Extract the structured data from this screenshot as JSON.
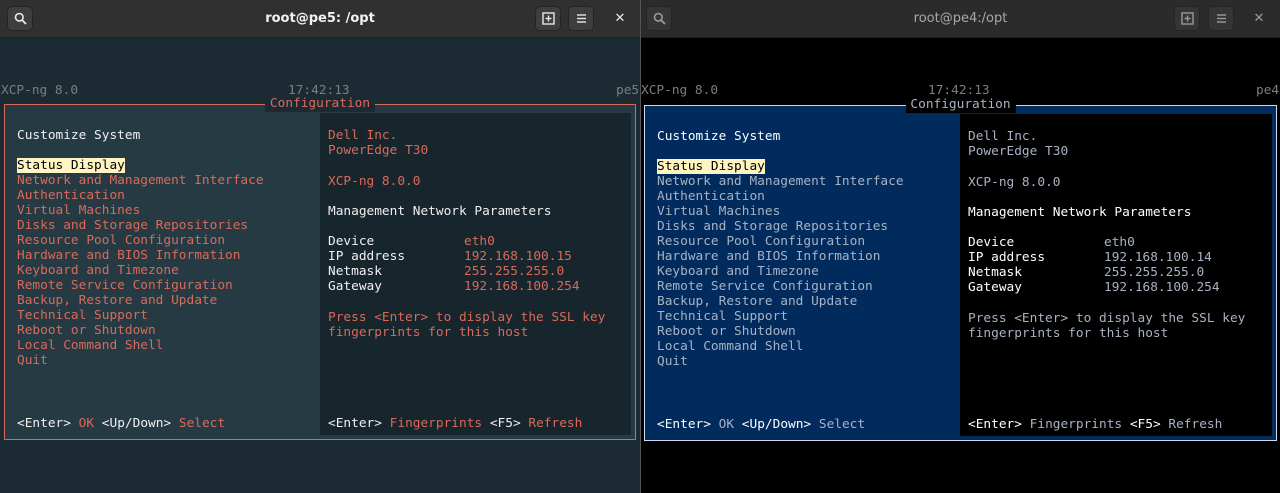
{
  "left": {
    "title": "root@pe5: /opt",
    "header": {
      "left": "XCP-ng 8.0",
      "center": "17:42:13",
      "right": "pe5"
    },
    "frame_title": "Configuration",
    "menu_heading": "Customize System",
    "menu_items": [
      "Status Display",
      "Network and Management Interface",
      "Authentication",
      "Virtual Machines",
      "Disks and Storage Repositories",
      "Resource Pool Configuration",
      "Hardware and BIOS Information",
      "Keyboard and Timezone",
      "Remote Service Configuration",
      "Backup, Restore and Update",
      "Technical Support",
      "Reboot or Shutdown",
      "Local Command Shell",
      "Quit"
    ],
    "vendor": "Dell Inc.",
    "model": "PowerEdge T30",
    "version": "XCP-ng 8.0.0",
    "net_heading": "Management Network Parameters",
    "net_rows": [
      {
        "label": "Device",
        "value": "eth0"
      },
      {
        "label": "IP address",
        "value": "192.168.100.15"
      },
      {
        "label": "Netmask",
        "value": "255.255.255.0"
      },
      {
        "label": "Gateway",
        "value": "192.168.100.254"
      }
    ],
    "hint_line1": "Press <Enter> to display the SSL key",
    "hint_line2": "fingerprints for this host",
    "footer_left": {
      "key1": "<Enter>",
      "act1": "OK",
      "key2": "<Up/Down>",
      "act2": "Select"
    },
    "footer_right": {
      "key1": "<Enter>",
      "act1": "Fingerprints",
      "key2": "<F5>",
      "act2": "Refresh"
    }
  },
  "right": {
    "title": "root@pe4:/opt",
    "header": {
      "left": "XCP-ng 8.0",
      "center": "17:42:13",
      "right": "pe4"
    },
    "frame_title": "Configuration",
    "menu_heading": "Customize System",
    "menu_items": [
      "Status Display",
      "Network and Management Interface",
      "Authentication",
      "Virtual Machines",
      "Disks and Storage Repositories",
      "Resource Pool Configuration",
      "Hardware and BIOS Information",
      "Keyboard and Timezone",
      "Remote Service Configuration",
      "Backup, Restore and Update",
      "Technical Support",
      "Reboot or Shutdown",
      "Local Command Shell",
      "Quit"
    ],
    "vendor": "Dell Inc.",
    "model": "PowerEdge T30",
    "version": "XCP-ng 8.0.0",
    "net_heading": "Management Network Parameters",
    "net_rows": [
      {
        "label": "Device",
        "value": "eth0"
      },
      {
        "label": "IP address",
        "value": "192.168.100.14"
      },
      {
        "label": "Netmask",
        "value": "255.255.255.0"
      },
      {
        "label": "Gateway",
        "value": "192.168.100.254"
      }
    ],
    "hint_line1": "Press <Enter> to display the SSL key",
    "hint_line2": "fingerprints for this host",
    "footer_left": {
      "key1": "<Enter>",
      "act1": "OK",
      "key2": "<Up/Down>",
      "act2": "Select"
    },
    "footer_right": {
      "key1": "<Enter>",
      "act1": "Fingerprints",
      "key2": "<F5>",
      "act2": "Refresh"
    }
  },
  "colors": {
    "left_panel_bg": "#263a44",
    "left_right_panel_bg": "#17252c",
    "left_accent": "#d96a5a",
    "right_panel_bg": "#002b5c",
    "right_right_panel_bg": "#000000",
    "highlight_bg": "#fff5c0"
  }
}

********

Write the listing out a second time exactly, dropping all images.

» FINAL ANSWER:
Extract the structured data from this screenshot as JSON.
{
  "left": {
    "title": "root@pe5: /opt",
    "header": {
      "left": "XCP-ng 8.0",
      "center": "17:42:13",
      "right": "pe5"
    },
    "frame_title": "Configuration",
    "menu_heading": "Customize System",
    "menu_items": [
      "Status Display",
      "Network and Management Interface",
      "Authentication",
      "Virtual Machines",
      "Disks and Storage Repositories",
      "Resource Pool Configuration",
      "Hardware and BIOS Information",
      "Keyboard and Timezone",
      "Remote Service Configuration",
      "Backup, Restore and Update",
      "Technical Support",
      "Reboot or Shutdown",
      "Local Command Shell",
      "Quit"
    ],
    "vendor": "Dell Inc.",
    "model": "PowerEdge T30",
    "version": "XCP-ng 8.0.0",
    "net_heading": "Management Network Parameters",
    "net_rows": [
      {
        "label": "Device",
        "value": "eth0"
      },
      {
        "label": "IP address",
        "value": "192.168.100.15"
      },
      {
        "label": "Netmask",
        "value": "255.255.255.0"
      },
      {
        "label": "Gateway",
        "value": "192.168.100.254"
      }
    ],
    "hint_line1": "Press <Enter> to display the SSL key",
    "hint_line2": "fingerprints for this host",
    "footer_left": {
      "key1": "<Enter>",
      "act1": "OK",
      "key2": "<Up/Down>",
      "act2": "Select"
    },
    "footer_right": {
      "key1": "<Enter>",
      "act1": "Fingerprints",
      "key2": "<F5>",
      "act2": "Refresh"
    }
  },
  "right": {
    "title": "root@pe4:/opt",
    "header": {
      "left": "XCP-ng 8.0",
      "center": "17:42:13",
      "right": "pe4"
    },
    "frame_title": "Configuration",
    "menu_heading": "Customize System",
    "menu_items": [
      "Status Display",
      "Network and Management Interface",
      "Authentication",
      "Virtual Machines",
      "Disks and Storage Repositories",
      "Resource Pool Configuration",
      "Hardware and BIOS Information",
      "Keyboard and Timezone",
      "Remote Service Configuration",
      "Backup, Restore and Update",
      "Technical Support",
      "Reboot or Shutdown",
      "Local Command Shell",
      "Quit"
    ],
    "vendor": "Dell Inc.",
    "model": "PowerEdge T30",
    "version": "XCP-ng 8.0.0",
    "net_heading": "Management Network Parameters",
    "net_rows": [
      {
        "label": "Device",
        "value": "eth0"
      },
      {
        "label": "IP address",
        "value": "192.168.100.14"
      },
      {
        "label": "Netmask",
        "value": "255.255.255.0"
      },
      {
        "label": "Gateway",
        "value": "192.168.100.254"
      }
    ],
    "hint_line1": "Press <Enter> to display the SSL key",
    "hint_line2": "fingerprints for this host",
    "footer_left": {
      "key1": "<Enter>",
      "act1": "OK",
      "key2": "<Up/Down>",
      "act2": "Select"
    },
    "footer_right": {
      "key1": "<Enter>",
      "act1": "Fingerprints",
      "key2": "<F5>",
      "act2": "Refresh"
    }
  },
  "colors": {
    "left_panel_bg": "#263a44",
    "left_right_panel_bg": "#17252c",
    "left_accent": "#d96a5a",
    "right_panel_bg": "#002b5c",
    "right_right_panel_bg": "#000000",
    "highlight_bg": "#fff5c0"
  }
}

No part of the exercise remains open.